Becoming Part of Mainstream America or Asserting a New Muslim-Americanness: How American Muslims Negotiate their Identity in a post 9/11 Environment
Keywords: American Islam, race, collective identity, Americanness

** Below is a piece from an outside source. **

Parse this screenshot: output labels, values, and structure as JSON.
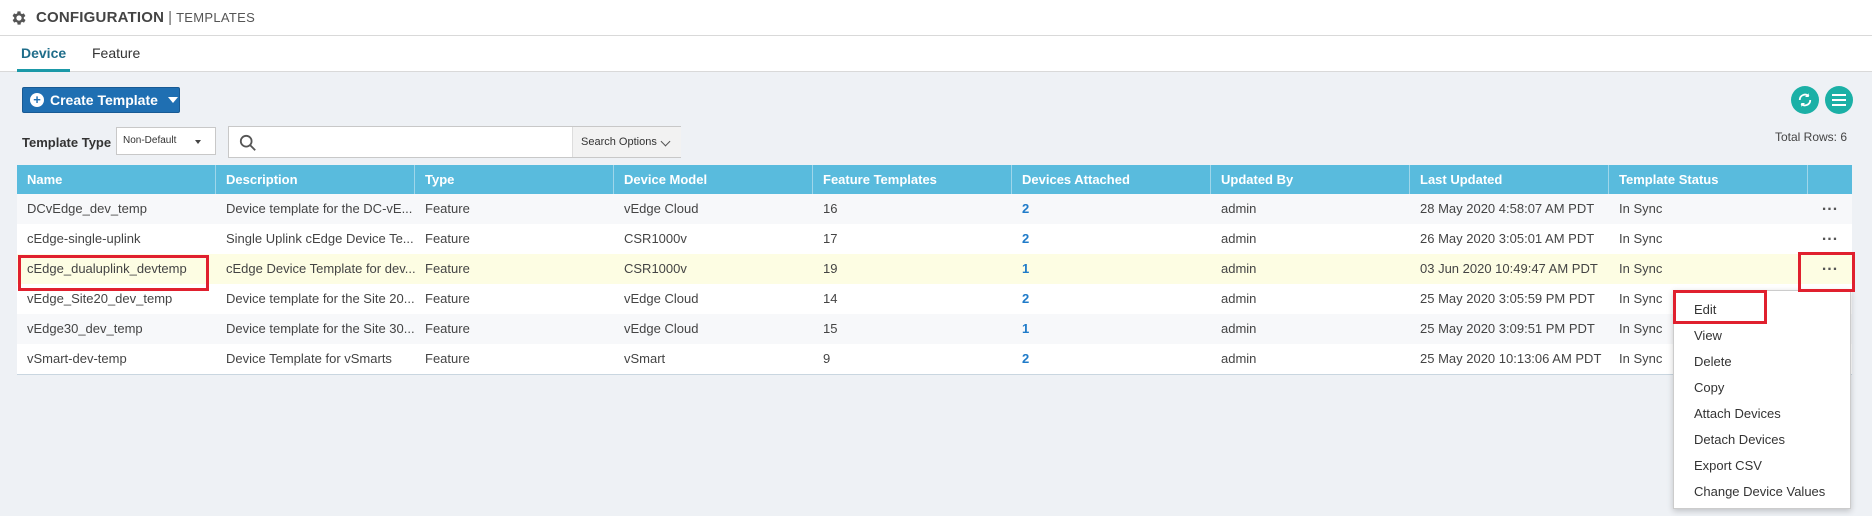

AbstractIn 2005, historian David R. Roediger published the now-classic Working Toward Whiteness: How America’s Immigrants Became White in which he recounts how immigrant minorities in the early 20th century secured their place in the “white race” in order to qualify as fully American and be treated with fairness and respect. Muslim immigrants from the Middle-East were no exception to the process described. However, becoming white was a particularly long and arduous journey which eventually led to the 1978 Office of Management Budget directive officially categorizing Middle-Eastern immigrants as white. But the terrorist attacks of September 11, 2001 sparked new alliances between the various ethnic groups that make up the US Muslim community: Arabs, African-Americans or South-East Asians from all walks of life have joined forces in resisting discrimination and bigotry. Thus, the question arises whether common cultural heritage or faith should be the main force shaping a new collective and visible identity. Also, such process entails a questioning of hierarchies based on socioeconomic status; compared to their African-American coreligionists, American citizens of Arab descent fare much better in terms of education and wealth. The main purpose of this paper is to evaluate the impact of 9/11 on the way Arab-American Muslims and their community leaders re-define the boundaries of their collective identity and how they forge bonds of solidarity with indigenous Muslims. It seeks to address two related questions: How do Arab-American Muslims relate to the black-white dualist model or racial binary? What role does class identification play in structuring social relations between Arab and African-American Muslims? While I do not negate the fact that in the US race continues to play a fundamental role in structuring social relations, I argue that it is important to pay close attention to how socioeconomic status may condition the formulation of a group identity.